Not every business will know what a health and safety file is, but it is a crucial part of health and safety documentation for some organisations. Construction and Design Management (CDM) regulations require this information to be collected and stored for future reference, but the core foundations of this aspect of health and safety can be applied to other businesses and industries for full and comprehensive documentation.
For those in the construction industry, it is essential to get this right. Health and safety consultants can help with the collection and storage of data to make sure the organisation remains compliant at all times, allowing you to focus on the projects themselves. Health and safety documentation is something every business needs to get right, for the benefit and wellbeing of employees, customers, residents, and more.
A health and safety file is a collection of health and safety documents collated together on a specific project or task. Depending on the business, there may be a number of files kept by the organisation, all related to different projects completed.
While health and safety files are most commonly found in relation to construction projects, they can be adapted to any number of projects or processes that are completed in a business. They may need to be tweaked to make sure the right health and safety file documentation is included, but it can be a useful point of reference for any future issues or queries that need to be checked or resolved.

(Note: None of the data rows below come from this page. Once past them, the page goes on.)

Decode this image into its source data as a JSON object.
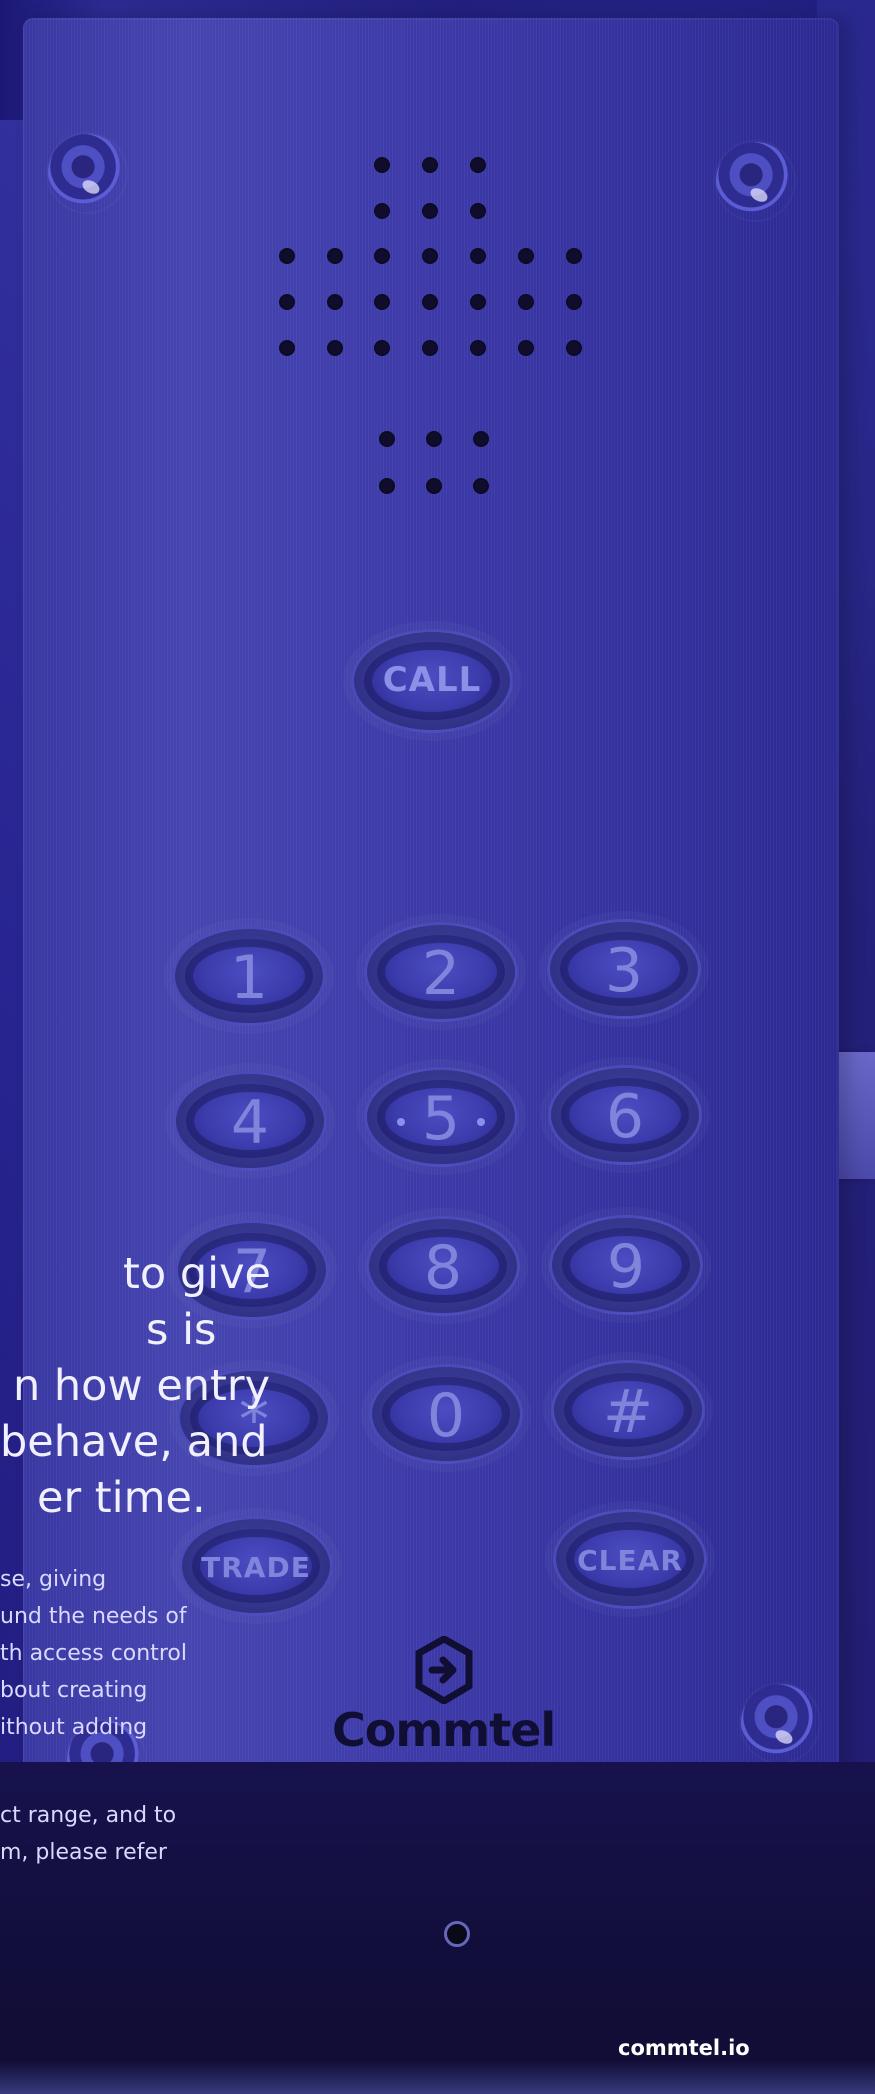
{
  "hero_copy": {
    "lines": [
      "to give",
      "s is",
      "n how entry",
      "behave, and",
      "er time."
    ]
  },
  "body_copy": {
    "lines": [
      "se, giving",
      "und the needs of",
      "th access control",
      "bout creating",
      "ithout adding"
    ]
  },
  "footnote_copy": {
    "lines": [
      "ct range, and to",
      "m, please refer"
    ]
  },
  "device": {
    "call_label": "CALL",
    "keys": [
      [
        "1",
        "2",
        "3"
      ],
      [
        "4",
        "5",
        "6"
      ],
      [
        "7",
        "8",
        "9"
      ],
      [
        "*",
        "0",
        "#"
      ]
    ],
    "trade_label": "TRADE",
    "clear_label": "CLEAR",
    "brand_name": "Commtel",
    "brand_icon": "commtel-logo-icon"
  },
  "footer": {
    "link": "commtel.io"
  },
  "colors": {
    "background": "#1b1672",
    "panel": "#3b39a7",
    "text": "#f1f0ff",
    "brand": "#100f33"
  }
}
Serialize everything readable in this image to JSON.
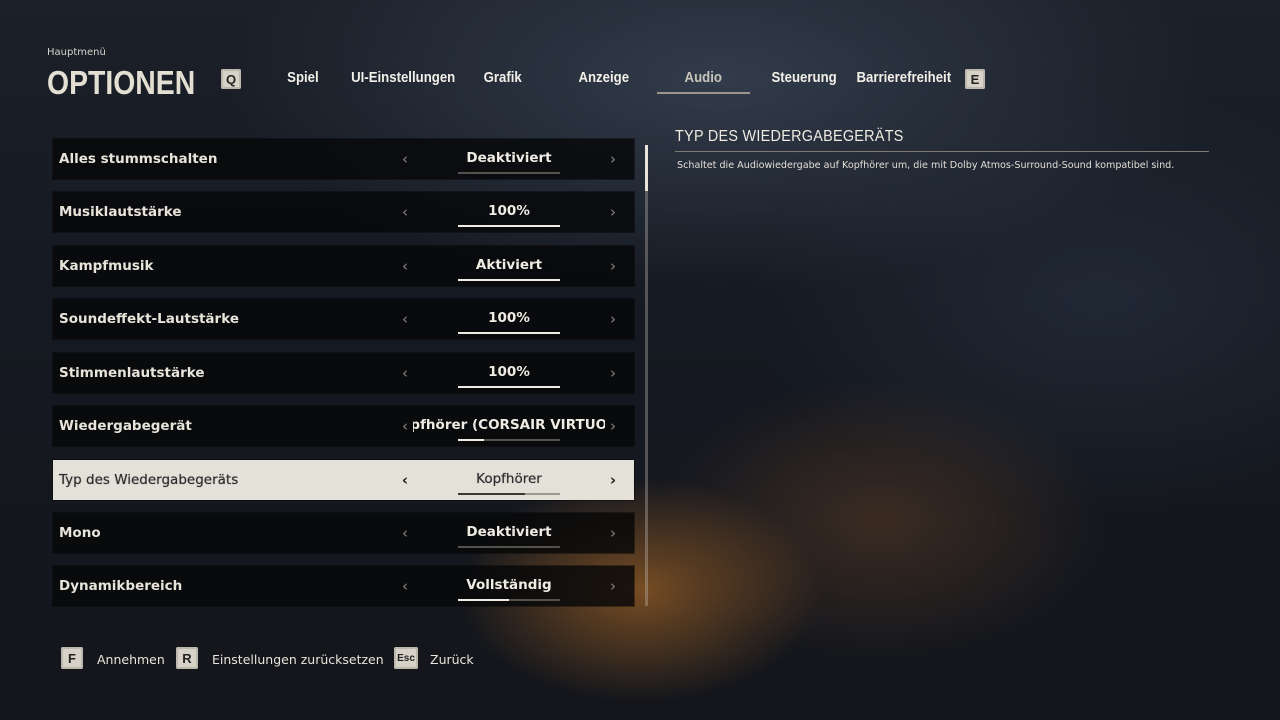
{
  "header": {
    "breadcrumb": "Hauptmenü",
    "title": "OPTIONEN",
    "prev_key": "Q",
    "next_key": "E"
  },
  "tabs": [
    {
      "label": "Spiel",
      "active": false
    },
    {
      "label": "UI-Einstellungen",
      "active": false
    },
    {
      "label": "Grafik",
      "active": false
    },
    {
      "label": "Anzeige",
      "active": false
    },
    {
      "label": "Audio",
      "active": true
    },
    {
      "label": "Steuerung",
      "active": false
    },
    {
      "label": "Barrierefreiheit",
      "active": false
    }
  ],
  "settings": [
    {
      "label": "Alles stummschalten",
      "value": "Deaktiviert",
      "level": 0.0
    },
    {
      "label": "Musiklautstärke",
      "value": "100%",
      "level": 1.0
    },
    {
      "label": "Kampfmusik",
      "value": "Aktiviert",
      "level": 1.0
    },
    {
      "label": "Soundeffekt-Lautstärke",
      "value": "100%",
      "level": 1.0
    },
    {
      "label": "Stimmenlautstärke",
      "value": "100%",
      "level": 1.0
    },
    {
      "label": "Wiedergabegerät",
      "value": "opfhörer (CORSAIR VIRTUOS",
      "level": 0.25
    },
    {
      "label": "Typ des Wiedergabegeräts",
      "value": "Kopfhörer",
      "level": 0.66,
      "selected": true
    },
    {
      "label": "Mono",
      "value": "Deaktiviert",
      "level": 0.0
    },
    {
      "label": "Dynamikbereich",
      "value": "Vollständig",
      "level": 0.5
    }
  ],
  "scroll": {
    "position": 0.0,
    "visible_fraction": 0.1
  },
  "description": {
    "title": "TYP DES WIEDERGABEGERÄTS",
    "text": "Schaltet die Audiowiedergabe auf Kopfhörer um, die mit Dolby Atmos-Surround-Sound kompatibel sind."
  },
  "footer": [
    {
      "key": "F",
      "label": "Annehmen"
    },
    {
      "key": "R",
      "label": "Einstellungen zurücksetzen"
    },
    {
      "key": "Esc",
      "label": "Zurück"
    }
  ],
  "icons": {
    "arrow_left": "‹",
    "arrow_right": "›"
  }
}
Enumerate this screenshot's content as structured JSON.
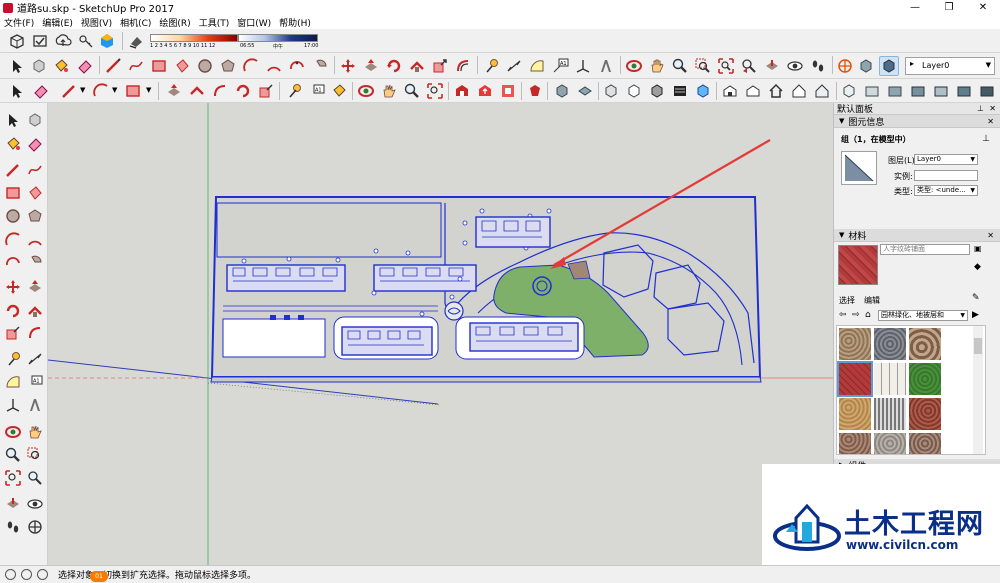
{
  "window": {
    "title": "道路su.skp - SketchUp Pro 2017",
    "controls": [
      "—",
      "❐",
      "✕"
    ]
  },
  "menu": [
    "文件(F)",
    "编辑(E)",
    "视图(V)",
    "相机(C)",
    "绘图(R)",
    "工具(T)",
    "窗口(W)",
    "帮助(H)"
  ],
  "shadow": {
    "ticks": "1 2 3 4 5 6 7 8 9 10 11 12",
    "time_start": "06:55",
    "time_mid": "中午",
    "time_end": "17:00"
  },
  "layer_select": "Layer0",
  "panel": {
    "title": "默认面板",
    "entity_info": {
      "header": "图元信息",
      "entity": "组（1，在模型中）",
      "layer_label": "图层(L):",
      "layer_value": "Layer0",
      "instance_label": "实例:",
      "instance_value": "",
      "type_label": "类型:",
      "type_value": "类型: <unde..."
    },
    "materials": {
      "header": "材料",
      "material_name": "人字纹砖铺面",
      "tab_select": "选择",
      "tab_edit": "编辑",
      "library": "园林绿化、地被层和"
    },
    "next_section": "组件"
  },
  "status": {
    "text": "选择对象。切换到扩充选择。拖动鼠标选择多项。",
    "badge": "01"
  },
  "watermark": {
    "title": "土木工程网",
    "url": "www.civilcn.com"
  },
  "colors": {
    "model_lines": "#1f2fd0",
    "lawn": "#7fb069",
    "pointer_arrow": "#e53935",
    "canvas": "#d8d8d4"
  }
}
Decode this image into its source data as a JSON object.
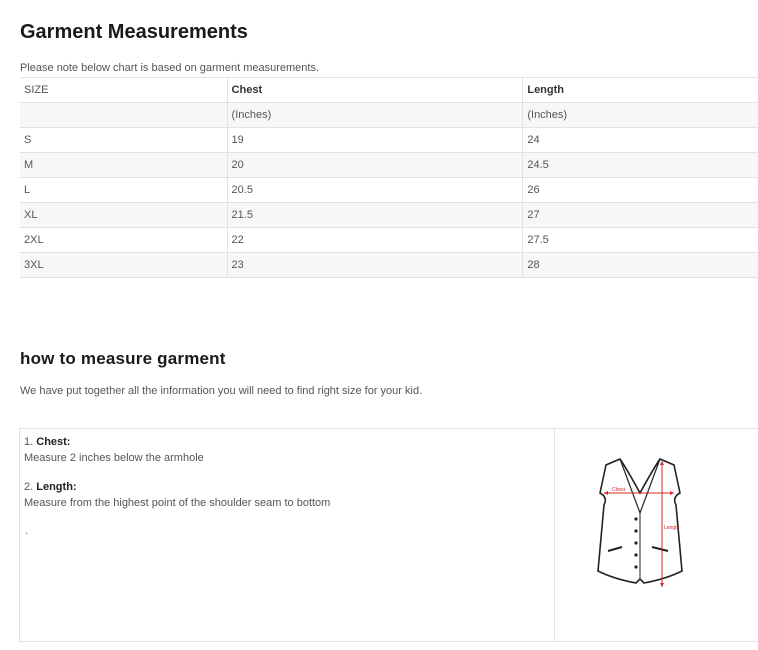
{
  "section1": {
    "title": "Garment Measurements",
    "note": "Please note below chart is based on garment measurements."
  },
  "size_table": {
    "headers": [
      "SIZE",
      "Chest",
      "Length"
    ],
    "units": [
      "",
      "(Inches)",
      "(Inches)"
    ],
    "rows": [
      [
        "S",
        "19",
        "24"
      ],
      [
        "M",
        "20",
        "24.5"
      ],
      [
        "L",
        "20.5",
        "26"
      ],
      [
        "XL",
        "21.5",
        "27"
      ],
      [
        "2XL",
        "22",
        "27.5"
      ],
      [
        "3XL",
        "23",
        "28"
      ]
    ]
  },
  "section2": {
    "title": "how to measure garment",
    "intro": "We have put together all the information you will need to find right size for your kid."
  },
  "instructions": [
    {
      "number": "1.",
      "label": "Chest:",
      "text": "Measure 2 inches below the armhole"
    },
    {
      "number": "2.",
      "label": "Length:",
      "text": "Measure from the highest point of the shoulder seam to bottom"
    }
  ],
  "trailing_mark": ".",
  "diagram": {
    "chest_label": "Chest",
    "length_label": "Length",
    "accent_color": "#d42a2a"
  }
}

The health and safety documents that should be included in a health and safety file will depend on the project completed. Different types of buildings will use different materials, machinery, tools, and people, and this all needs to be documented and explained for those referring to the project at a later date.
When the project is completed, the file will also be handed over to whoever owns or manages the property so they are aware of everything they need to know. This means maintenance needs, hazards, services and facilities information also needs to be included as part of the health and safety documentation.
When creating a health and safety file, it’s important to make sure the right health and safety file documentation is included, so that anyone who checks the file can find what they need. This can be for compliance, maintenance, accident investigations, and any other number of reasons.
There are rules on what should be included, and if any of the health and safety documents are not included, it can lead to heavy fines and even legal action in severe cases. We’ve gathered the most common information included, but depending on the nature of the project, more might be required.
The first thing a health and safety file should include is a brief summary of what work was carried out. While some parts will be expanded on later in the file, this should cover all the steps completed from the start of a project through to its completion, so anyone reading the file is completely clear about what has taken place.
Where further details are not provided in subsequent health and safety documents, this section should be detailed enough that answers can be found. The order of events should reflect what documents will follow this summary of work.
While keeping the project safe for workers involved in building it, as well as the people using it on a daily basis after completion, is important, the health and safety file will make note of what hazards remain after construction. All hazards should be listed, no matter how minor or unlikely they may be of causing harm to people.
In this section of the health and safety file, how these hazards have been addressed should also be detailed. This can form the basis of a risk assessment carried out by those who own or use the property. As time progresses, and intended uses change, more hazards may be identified or addressed.
Health and safety files should contain information about the structure of the building, such as load bearing walls, support pillars, and more. This is essential knowledge should any changes be made to the property, as this can impact what can be done, how the work is carried out and what the end results may be.
This health and safety documentation may mean some work cannot be completed without compromising the stability of the building, altering plans at an early enough stage that the cost is minimised or alternatives are found.
During construction, a range of materials and substances may be used depending on what the building will be used for, where it is, and even its size. Any and every hazardous material should be included in the health and safety file contents, even if it has been sealed away to avoid harming anyone inside.
This helps owners and users know what to expect should damage occur or further work be carried out, as precautions and preventive measures can be taken to keep everyone safe. Having this information easily accessible in health and safety documents makes it easier to plan ahead.
Equipment that has been used in the project should be included in the health and safety file, but more important is how it was cleared from the building. This helps with planning for future work to make sure the right tools are used as well as how to get the machinery in and out of the building.
Any equipment that has been installed or left in the building should also be included in this section, should it be applicable. Special instructions regarding any tools or machinery for the building will also be a part of this health and safety document.
Any equipment provided or to be used for cleaning or maintaining the building will also be a part of a health and safety file. This is for the preservation of the building but also the safety of those carrying out those duties. The recommendations will cover how to use the tools correctly and what the effects will be, but also the chemicals that need to be used in conjunction. These substances can also be harmful, so details on how to use them safely are a natural inclusion in this section.
With the plans for the building should come information on where power lines are, junction points, and fuse boxes. This ensures there’s no damage or disruption to services or usage in the property, as well as where checks should be made for faults. Gas supplies, gas lines, pipes, fire fighting systems, and more should all be included in this part of the health and safety file, too. With this information, the building can be kept safe for everyone.
A health and safety file is just one of the health and safety resources and records a business should have available upon the completion of a project. It can be useful to start the file while the work is ongoing so that information is accurate at all times, rather than trying to complete one after. This stops the early stages being vague and not detailed enough.
Health and safety files can be very large, with a lot of documents and information included. This can make it a daunting task to complete, but with the right support from experienced health and safety consultants you can be sure it is done correctly. To find out more about how Rhino Safety can help with health and safety documentation, get in touch with us now.